Chats About Change: Critical Conversations on Art and Politics in Los Angeles

Chats About Change is a platform for grassroots conversation about creative ways to foster social change, initiated by Elana Mann and Robby Herbst in 2014.

Chats About Change encourages experimental, locally held, open dialogs between artists, activists, and audiences. During Chats About Change events participants share ideas with the goal of advancing political and aesthetic agendas. Chats About Change represents a response to the national phenomena of the institutionalization of social practice art within cultural organizations.
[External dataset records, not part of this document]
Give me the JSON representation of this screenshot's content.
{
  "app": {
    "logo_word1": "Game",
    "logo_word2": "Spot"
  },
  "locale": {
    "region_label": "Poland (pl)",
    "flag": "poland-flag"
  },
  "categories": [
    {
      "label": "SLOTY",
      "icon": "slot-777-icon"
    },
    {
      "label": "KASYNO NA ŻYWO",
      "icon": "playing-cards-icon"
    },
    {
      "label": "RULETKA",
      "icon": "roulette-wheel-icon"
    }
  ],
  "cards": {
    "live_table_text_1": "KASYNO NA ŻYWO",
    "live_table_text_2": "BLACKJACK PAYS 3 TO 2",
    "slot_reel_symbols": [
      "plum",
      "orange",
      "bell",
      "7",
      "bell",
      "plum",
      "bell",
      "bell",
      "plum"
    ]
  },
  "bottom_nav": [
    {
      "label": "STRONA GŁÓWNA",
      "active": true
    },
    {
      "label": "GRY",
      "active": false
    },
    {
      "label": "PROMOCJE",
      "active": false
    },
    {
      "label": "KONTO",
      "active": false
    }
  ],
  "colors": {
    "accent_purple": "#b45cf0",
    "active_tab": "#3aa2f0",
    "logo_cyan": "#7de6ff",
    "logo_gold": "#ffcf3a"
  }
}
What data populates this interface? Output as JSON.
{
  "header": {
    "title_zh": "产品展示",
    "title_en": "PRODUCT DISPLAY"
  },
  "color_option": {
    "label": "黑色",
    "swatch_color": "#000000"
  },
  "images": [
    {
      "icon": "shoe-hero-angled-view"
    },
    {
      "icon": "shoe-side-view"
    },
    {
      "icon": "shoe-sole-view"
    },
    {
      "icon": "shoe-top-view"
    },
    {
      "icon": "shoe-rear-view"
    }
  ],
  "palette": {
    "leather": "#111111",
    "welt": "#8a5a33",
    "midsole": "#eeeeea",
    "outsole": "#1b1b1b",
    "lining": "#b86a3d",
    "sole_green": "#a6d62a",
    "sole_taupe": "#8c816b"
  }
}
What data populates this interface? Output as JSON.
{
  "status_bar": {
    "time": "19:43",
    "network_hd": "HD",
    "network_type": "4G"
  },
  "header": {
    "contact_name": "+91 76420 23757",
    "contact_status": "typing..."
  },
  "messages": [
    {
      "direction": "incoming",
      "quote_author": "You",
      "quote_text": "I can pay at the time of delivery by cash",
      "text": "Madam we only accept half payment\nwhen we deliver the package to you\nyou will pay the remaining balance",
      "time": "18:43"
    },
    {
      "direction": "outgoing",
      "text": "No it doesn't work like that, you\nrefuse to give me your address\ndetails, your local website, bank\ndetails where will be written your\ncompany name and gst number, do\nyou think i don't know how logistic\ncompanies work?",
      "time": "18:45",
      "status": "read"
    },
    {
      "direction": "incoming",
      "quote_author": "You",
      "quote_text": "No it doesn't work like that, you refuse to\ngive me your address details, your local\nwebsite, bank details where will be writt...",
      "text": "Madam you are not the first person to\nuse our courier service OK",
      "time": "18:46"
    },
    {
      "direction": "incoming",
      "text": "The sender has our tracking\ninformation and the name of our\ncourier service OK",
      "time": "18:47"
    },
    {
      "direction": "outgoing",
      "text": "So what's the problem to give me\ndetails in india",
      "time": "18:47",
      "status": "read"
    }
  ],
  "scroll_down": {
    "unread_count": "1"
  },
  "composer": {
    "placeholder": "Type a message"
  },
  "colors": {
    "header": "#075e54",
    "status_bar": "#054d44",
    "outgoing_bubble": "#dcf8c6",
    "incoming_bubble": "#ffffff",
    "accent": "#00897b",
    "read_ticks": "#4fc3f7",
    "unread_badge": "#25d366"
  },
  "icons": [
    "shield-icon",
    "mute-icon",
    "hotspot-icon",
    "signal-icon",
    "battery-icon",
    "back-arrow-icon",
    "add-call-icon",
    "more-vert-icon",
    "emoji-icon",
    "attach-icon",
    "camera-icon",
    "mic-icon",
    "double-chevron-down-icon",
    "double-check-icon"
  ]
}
The first Chats About Change took place in January, 2015 as a public symposium at California State University Los Angeles, “The people’s university,” and at Los Angeles Contemporary Exhibitions (LACE), the innovative contemporary arts institution. Five conversations addressed contemporary themes that artists and activists were developing in Los Angeles. The dialogues critically engaged the topics of; participatory structures in culture, confrontational art practice, the dialectic of the spiritual and the political, interdisciplinary collaboration, and the politics of land use in a session co-organized with Sandra de la Loza. Chats About Change asked questions, waged debates, and supported the community of people seeking experimental ways to affect Southern California and beyond.

In the summer of 2015, Chats About Change curated the Los Angeles Contemporary Exhibitions' (LACE) Project Room with a residency by Michelada Think Tank (MTT), an artist collective organized by Noé Gaytán, Mario Mesquita, Shefali Mistry, and Carol Zou. MTT inhabited the LACE Project Room with a humorous and critical exploration of survival under a framework of institutional racism in the arts. Through a series of weekly think tank sessions, MTT brought people together to talk about survival strategies for artists of color working in a predominantly white art world. The knowledge generated in these discussions were compiled and published as a “PoC Survival Guide” in LACE’s Project Room. This guide was a tongue-in-cheek look at how artists are impacted by race. If artists of color can come together as a community to make survival easier, we can then begin to foster more radical artistic practices. MTT held think tanks at sites where communities of color were working; some of the sessions were open forums at LACE, while other sessions took place elsewhere.